(Page and application data records)
[Start of section]
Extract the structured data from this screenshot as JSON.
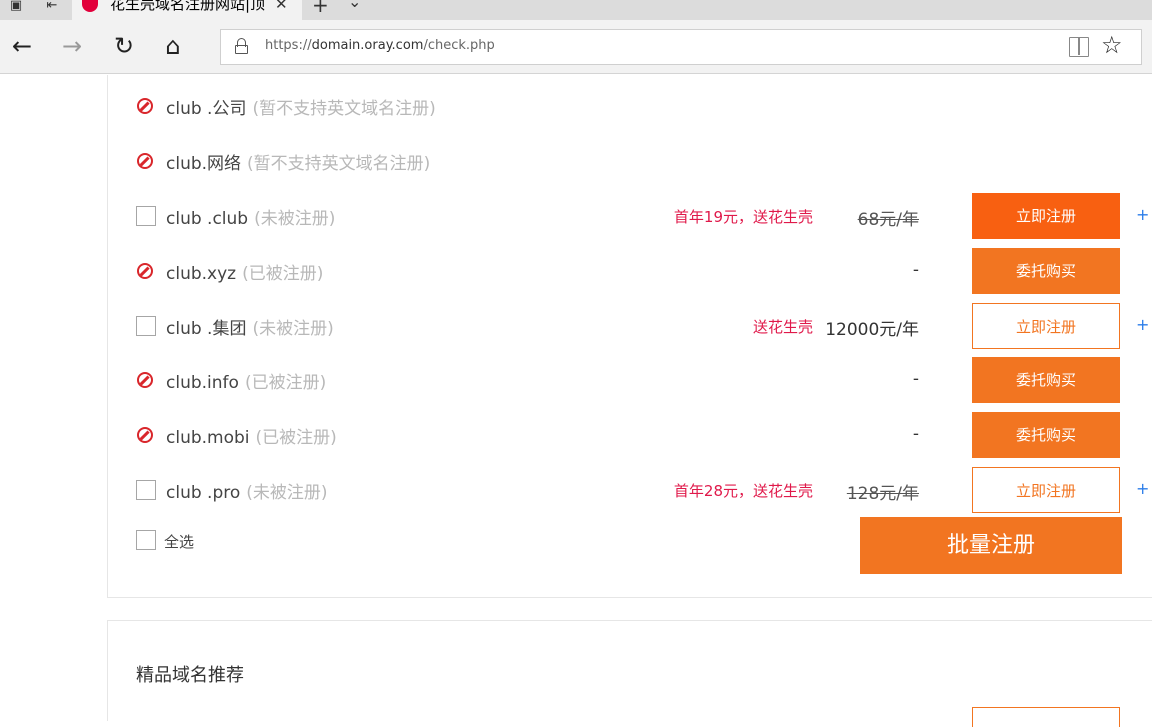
{
  "browser": {
    "tab_title": "花生壳域名注册网站|顶",
    "new_tab_symbol": "+",
    "address_url_prefix": "https://",
    "address_url_domain": "domain.oray.com",
    "address_url_path": "/check.php"
  },
  "rows": [
    {
      "type": "blocked",
      "domain": "club .公司",
      "status": "(暂不支持英文域名注册)"
    },
    {
      "type": "blocked",
      "domain": "club.网络",
      "status": "(暂不支持英文域名注册)"
    },
    {
      "type": "available",
      "domain": "club .club",
      "status": "(未被注册)",
      "promo": "首年19元，送花生壳",
      "price": "68元/年",
      "price_struck": true,
      "button": "立即注册",
      "button_style": "solid2",
      "plus": "+"
    },
    {
      "type": "taken",
      "domain": "club.xyz",
      "status": "(已被注册)",
      "promo": "",
      "price": "-",
      "price_struck": false,
      "button": "委托购买",
      "button_style": "solid"
    },
    {
      "type": "available",
      "domain": "club .集团",
      "status": "(未被注册)",
      "promo": "送花生壳",
      "price": "12000元/年",
      "price_struck": false,
      "button": "立即注册",
      "button_style": "outline",
      "plus": "+"
    },
    {
      "type": "taken",
      "domain": "club.info",
      "status": "(已被注册)",
      "promo": "",
      "price": "-",
      "price_struck": false,
      "button": "委托购买",
      "button_style": "solid"
    },
    {
      "type": "taken",
      "domain": "club.mobi",
      "status": "(已被注册)",
      "promo": "",
      "price": "-",
      "price_struck": false,
      "button": "委托购买",
      "button_style": "solid"
    },
    {
      "type": "available",
      "domain": "club .pro",
      "status": "(未被注册)",
      "promo": "首年28元，送花生壳",
      "price": "128元/年",
      "price_struck": true,
      "button": "立即注册",
      "button_style": "outline",
      "plus": "+"
    }
  ],
  "select_all_label": "全选",
  "bulk_register_label": "批量注册",
  "recommend_title": "精品域名推荐",
  "colors": {
    "accent": "#f27521",
    "promo": "#e0194a",
    "blocked_icon": "#d9262b",
    "plus": "#2b7de9"
  }
}
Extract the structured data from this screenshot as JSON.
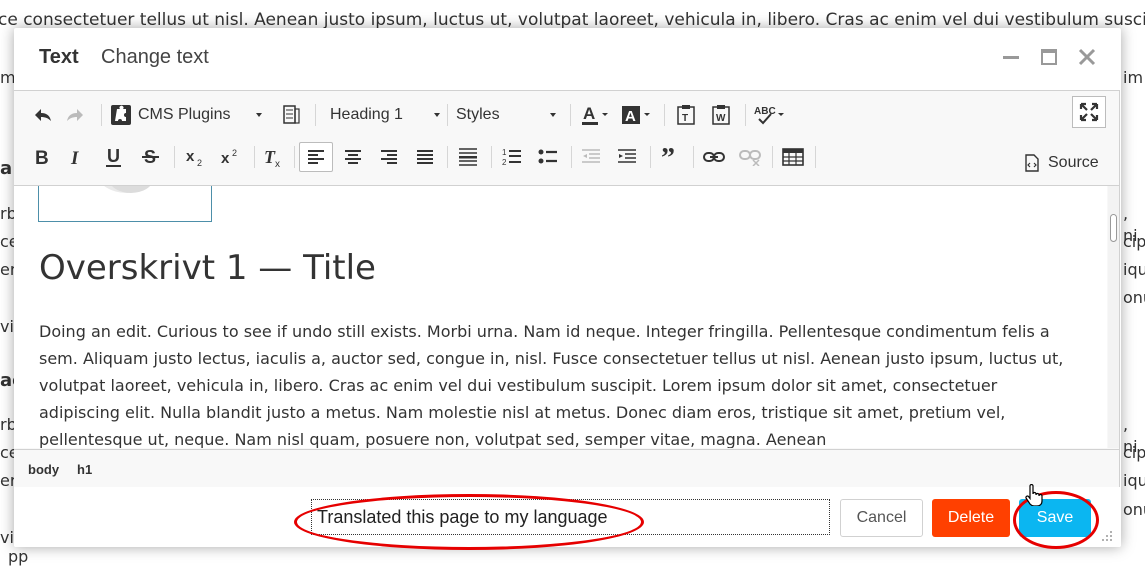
{
  "background": {
    "line_top": "ce consectetuer tellus ut nisl. Aenean justo ipsum, luctus ut, volutpat laoreet, vehicula in, libero. Cras ac enim vel dui vestibulum suscip",
    "line_bottom": "pp",
    "left_fragments": [
      "m",
      "a",
      "rb",
      "ce",
      "er",
      "vi",
      "ac",
      "rb",
      "ce",
      "er",
      "vi"
    ],
    "right_fragments": [
      "im",
      ", ni",
      "cip",
      "iqu",
      "onu",
      ", ni",
      "cip",
      "iqu",
      "onu"
    ]
  },
  "dialog": {
    "title": "Text",
    "subtitle": "Change text"
  },
  "toolbar": {
    "cms_plugins": "CMS Plugins",
    "format_value": "Heading 1",
    "styles_value": "Styles",
    "source_label": "Source"
  },
  "content": {
    "heading": "Overskrivt 1 — Title",
    "paragraph": "Doing an edit. Curious to see if undo still exists. Morbi urna. Nam id neque. Integer fringilla. Pellentesque condimentum felis a sem. Aliquam justo lectus, iaculis a, auctor sed, congue in, nisl. Fusce consectetuer tellus ut nisl. Aenean justo ipsum, luctus ut, volutpat laoreet, vehicula in, libero. Cras ac enim vel dui vestibulum suscipit. Lorem ipsum dolor sit amet, consectetuer adipiscing elit. Nulla blandit justo a metus. Nam molestie nisl at metus. Donec diam eros, tristique sit amet, pretium vel, pellentesque ut, neque. Nam nisl quam, posuere non, volutpat sed, semper vitae, magna. Aenean"
  },
  "elements_path": [
    "body",
    "h1"
  ],
  "footer": {
    "commit_message": "Translated this page to my language",
    "cancel_label": "Cancel",
    "delete_label": "Delete",
    "save_label": "Save"
  },
  "colors": {
    "delete": "#ff4000",
    "save": "#0bb6f1",
    "annotation": "#e60000"
  }
}
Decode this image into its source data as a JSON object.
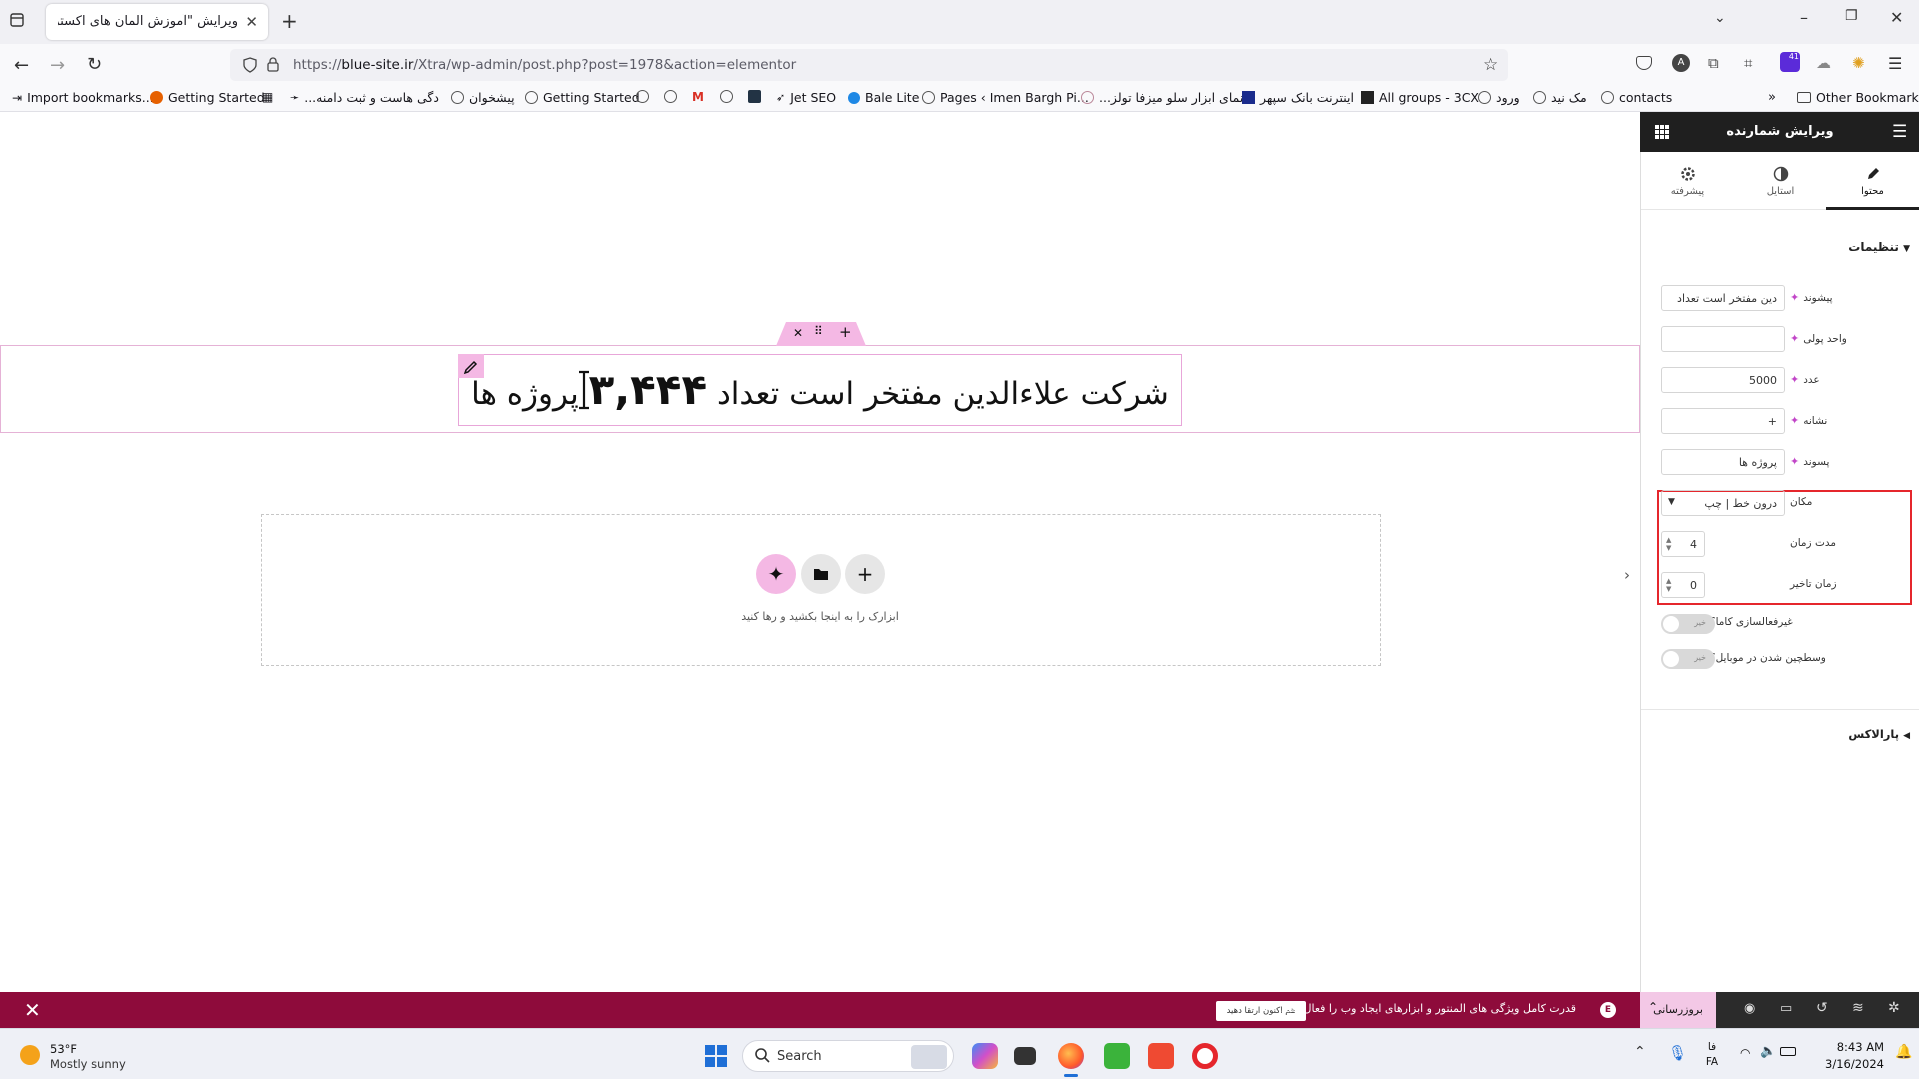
{
  "browser": {
    "tab_title": "ویرایش \"آموزش المان های اکسترا – ...",
    "url_prefix": "https://",
    "url_domain": "blue-site.ir",
    "url_rest": "/Xtra/wp-admin/post.php?post=1978&action=elementor",
    "extension_badge": "41",
    "bookmarks": [
      "Import bookmarks...",
      "Getting Started",
      "...دگی هاست و ثبت دامنه",
      "پیشخوان",
      "Getting Started",
      "Jet SEO",
      "Bale Lite",
      "Pages ‹ Imen Bargh Pi...",
      "...نمای ابزار سلو میزفا تولز",
      "اینترنت بانک سپهر",
      "All groups - 3CX",
      "ورود",
      "مک نید",
      "contacts"
    ],
    "other_bookmarks": "Other Bookmarks"
  },
  "canvas": {
    "counter_prefix": "شرکت علاءالدین مفتخر است تعداد",
    "counter_number": "۳,۴۴۴",
    "counter_suffix": "پروژه ها",
    "dropzone_text": "ابزارک را به اینجا بکشید و رها کنید"
  },
  "panel": {
    "title": "ویرایش شمارنده",
    "tabs": [
      "محتوا",
      "استایل",
      "پیشرفته"
    ],
    "section_title": "تنظیمات",
    "fields": {
      "prefix_label": "پیشوند",
      "prefix_value": "دین مفتخر است تعداد",
      "currency_label": "واحد پولی",
      "currency_value": "",
      "number_label": "عدد",
      "number_value": "5000",
      "separator_label": "نشانه",
      "separator_value": "+",
      "suffix_label": "پسوند",
      "suffix_value": "پروژه ها",
      "position_label": "مکان",
      "position_value": "درون خط | چپ",
      "duration_label": "مدت زمان",
      "duration_value": "4",
      "delay_label": "زمان تاخیر",
      "delay_value": "0",
      "localize_label": "غیرفعالسازی کاما؟",
      "localize_toggle": "خیر",
      "mobile_label": "وسطچین شدن در موبایل؟",
      "mobile_toggle": "خیر"
    },
    "section2_title": "پارالاکس"
  },
  "notice": {
    "text": "قدرت کامل ویژگی های المنتور و ابزارهای ایجاد وب را فعال کنید.",
    "cta": "هم اکنون ارتقا دهید",
    "update_button": "بروزرسانی"
  },
  "taskbar": {
    "temperature": "53°F",
    "weather_desc": "Mostly sunny",
    "search_placeholder": "Search",
    "lang_top": "فا",
    "lang_bottom": "FA",
    "time": "8:43 AM",
    "date": "3/16/2024"
  },
  "colors": {
    "accent_pink": "#f4b8e4",
    "notice_bg": "#8e0b3b",
    "highlight_red": "#e5262c",
    "panel_header": "#1f1f1f"
  }
}
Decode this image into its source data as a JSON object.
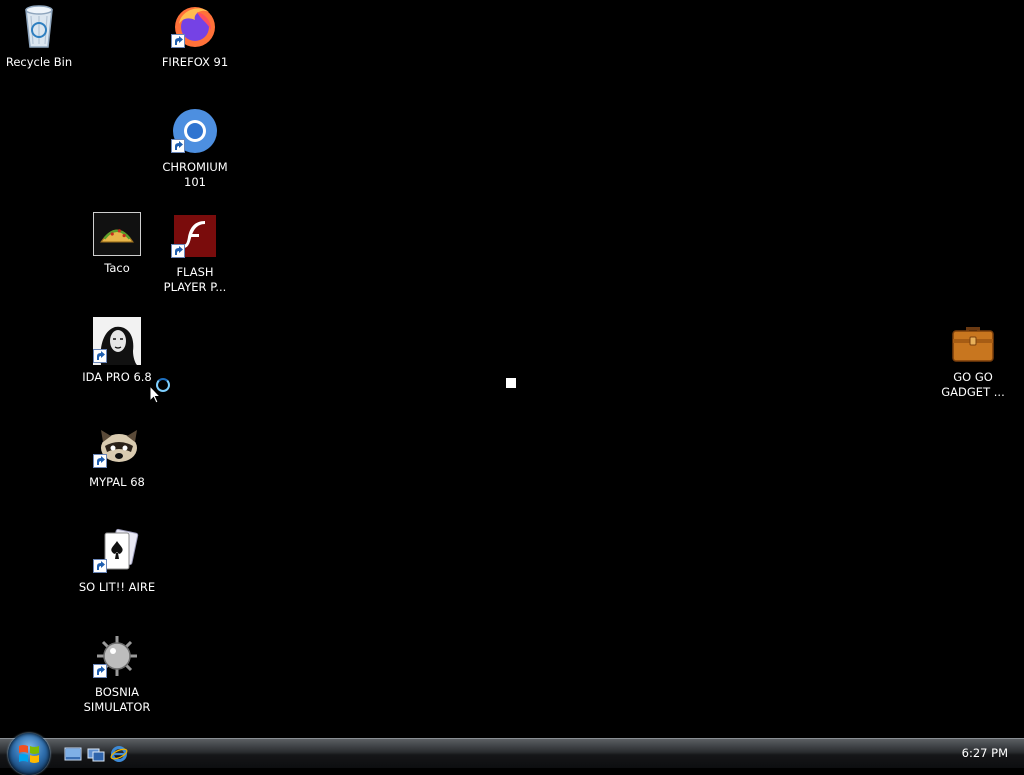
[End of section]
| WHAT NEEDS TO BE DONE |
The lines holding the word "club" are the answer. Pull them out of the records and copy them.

| EXPECTED ANSWER |
      "domain": "club .公司",
      "domain": "club.网络",
      "domain": "club .club",
      "domain": "club.xyz",
      "domain": "club .集团",
      "domain": "club.info",
      "domain": "club.mobi",
      "domain": "club .pro",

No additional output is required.